“It is therefore essential to look first and foremost at the positive elements, so that the Synod may infuse with courage and hope even imperfect forms of family, so that their value may be recognised, according to the principle of graduality. It is necessary to truly love families in difficulty,” the Assembly said.
It was also said that “in the context of a society in which there prevails a sort of “ego-latry,” leading to defamiliarisation, it is important to acknowledge the loss of a sense of the covenant between a man ( and a woman) and God. The proclamation of the beauty of the family, therefore, must not be simply aesthetic, the presentation of a mere ideal to imitate, but must instead present the importance of definitive commitment based on the covenant between married couples and God.”

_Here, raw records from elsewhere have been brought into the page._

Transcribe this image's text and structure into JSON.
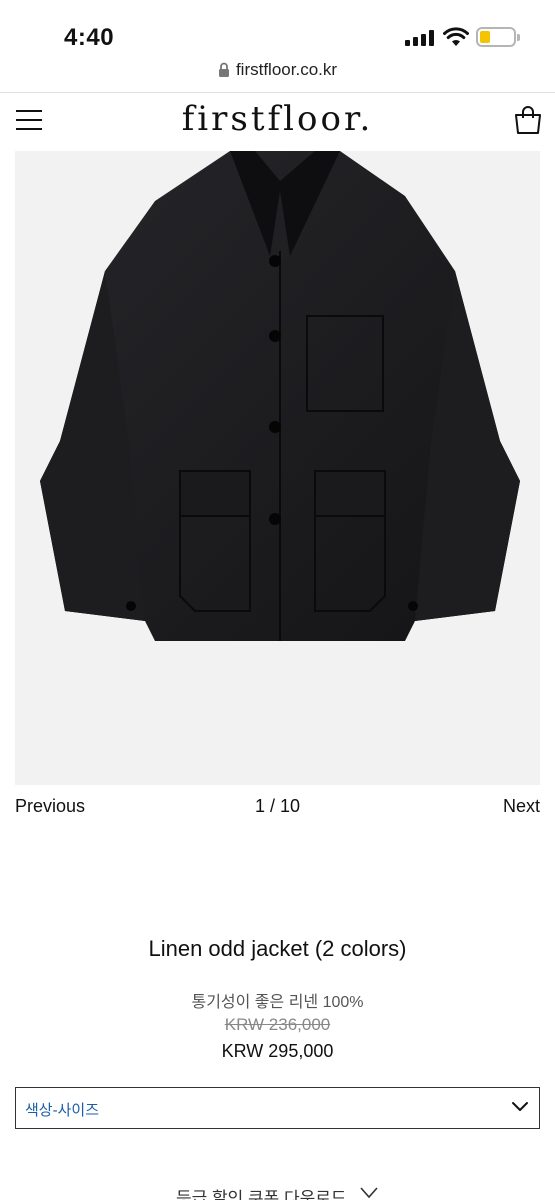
{
  "status_bar": {
    "time": "4:40"
  },
  "browser": {
    "url": "firstfloor.co.kr"
  },
  "header": {
    "logo": "firstfloor."
  },
  "gallery": {
    "prev_label": "Previous",
    "counter": "1 / 10",
    "next_label": "Next"
  },
  "product": {
    "title": "Linen odd jacket (2 colors)",
    "description": "통기성이 좋은 리넨 100%",
    "original_price": "KRW 236,000",
    "price": "KRW 295,000"
  },
  "options": {
    "select_label": "색상-사이즈"
  },
  "coupon": {
    "label": "등급 할인 쿠폰 다운로드"
  },
  "colors": {
    "select_text": "#1a5ea8",
    "battery": "#f5c400",
    "jacket": "#1c1c1e"
  }
}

“Another essential point is the rejection of clericalism: at times the Church seems more concerned with power than with service, and for this reason she does not inspire the hearts of men and women. It is therefore necessary to return to the imitation of Christ, and to rediscover humility: the reform of the Church must begin with the reform of the clergy. If the faithful see pastors who imitate Christ they will therefore draw close to the Church once more, enabling her to proceed from the act of evangelising to being inherently evangelical.”
The theme of the essential value of sexuality within marriage was also considered: sexuality outside marriage is discussed so critically that married sexuality can appear almost as a concession to imperfection. The Synod indicated, more briefly, the need for a greater formation of priests in relation to policies in favour of the family and the re-launching of the transmission of faith within the family.
During the hour of free discussion, in the evening, two suggestions emerged: that the Synod send a message of encouragement and appreciation to families in Iraq, threatened by extermination perpetrated by Islamic fundamentalists and forced to flee so as not to renounce their faith. The suggestion was subject to vote and approved by a majority.
Another call was the need to reflect on the married clergy of the oriental Churches, as they too often live through “family crises,” which may extend to the question of divorce.
This information was provided by the VIS.